approval must specifically refer to this AD.
    (4) Except as required by paragraph (i)(2) of this AD: For 
service information that contains steps that are labeled as Required 
for Compliance (RC), the provisions of paragraphs (j)(4)(i) and 
(j)(4)(ii) of this AD apply.
    (i) The steps labeled as RC, including substeps under an RC step 
and any figures identified in an RC step, must be done to comply 
with the AD. If a step or substep is labeled ``RC Exempt,'' then the 
RC requirement is removed from that step or substep. An AMOC is 
required for any deviations to RC steps, including substeps and 
identified figures.
    (ii) Steps not labeled as RC may be deviated from using accepted 
methods in accordance with the operator's maintenance or inspection 
program without obtaining approval of an AMOC, provided the RC 
steps, including substeps and identified figures, can still be done 
as specified, and the airplane can be put back in an airworthy 
condition.

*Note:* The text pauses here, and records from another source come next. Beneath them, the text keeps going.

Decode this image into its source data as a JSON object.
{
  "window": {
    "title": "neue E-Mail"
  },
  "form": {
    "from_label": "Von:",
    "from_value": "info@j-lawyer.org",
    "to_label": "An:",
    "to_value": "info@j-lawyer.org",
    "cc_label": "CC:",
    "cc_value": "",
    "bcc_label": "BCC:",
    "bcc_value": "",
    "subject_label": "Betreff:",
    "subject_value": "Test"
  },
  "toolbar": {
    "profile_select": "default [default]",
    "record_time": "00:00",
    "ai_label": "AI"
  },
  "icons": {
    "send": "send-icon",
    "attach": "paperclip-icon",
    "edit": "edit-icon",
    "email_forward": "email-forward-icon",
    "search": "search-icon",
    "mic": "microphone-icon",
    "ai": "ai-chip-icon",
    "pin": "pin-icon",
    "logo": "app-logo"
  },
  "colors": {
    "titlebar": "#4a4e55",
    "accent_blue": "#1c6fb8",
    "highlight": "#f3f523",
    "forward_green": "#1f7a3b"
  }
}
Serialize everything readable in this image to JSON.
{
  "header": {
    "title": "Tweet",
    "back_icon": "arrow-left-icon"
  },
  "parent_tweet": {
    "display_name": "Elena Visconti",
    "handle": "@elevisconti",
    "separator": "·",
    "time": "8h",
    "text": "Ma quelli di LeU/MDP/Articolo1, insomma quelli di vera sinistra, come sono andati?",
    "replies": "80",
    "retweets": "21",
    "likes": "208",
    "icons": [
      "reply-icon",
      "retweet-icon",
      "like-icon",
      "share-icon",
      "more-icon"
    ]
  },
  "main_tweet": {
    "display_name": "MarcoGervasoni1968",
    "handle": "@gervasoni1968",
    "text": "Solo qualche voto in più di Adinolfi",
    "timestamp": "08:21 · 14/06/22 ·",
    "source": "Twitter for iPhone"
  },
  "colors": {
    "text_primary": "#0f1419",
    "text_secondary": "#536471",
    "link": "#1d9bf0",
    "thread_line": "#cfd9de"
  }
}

(k) Related Information

    (1) For more information about this AD, contact Lu Lu, Aerospace 
Engineer, Airframe Section, FAA, Seattle Aircraft Certification 
Office (ACO) Branch, 1601 Lind Avenue SW., Renton, WA 98057-3356; 
phone: 425-917-6478; fax: 425-917-6590; email: lu.lu@faa.gov.
    (2) For information about AMOCs, contact George Garrido, 
Aerospace Engineer, Airframe Section, FAA, Los Angeles ACO Branch, 
3960 Paramount Boulevard, Lakewood, CA 90712-4137; phone: 562-627-
5232; fax: 562-627-5210; email: george.garrido@faa.gov.
    (3) For service information identified in this AD, contact 
Boeing Commercial Airplanes, Attention: Contractual & Data Services 
(C&DS), 2600 Westminster Blvd., MC 110-SK57, Seal Beach, CA 90740-
5600; telephone 562-797-1717; Internet https://www.myboeingfleet.com. You may view this referenced service 
information at the FAA, Transport Standards Branch, 1601 Lind Avenue 
SW., Renton, WA. For information on the availability of this 
material at the FAA, call 425-227-1221.

    Issued in Renton, Washington, on July 26, 2017.
Jeffrey E. Duven,
Director, System Oversight Division, Aircraft Certification Service.
[FR Doc. 2017-16358 Filed 8-10-17; 8:45 am]
 BILLING CODE 4910-13-P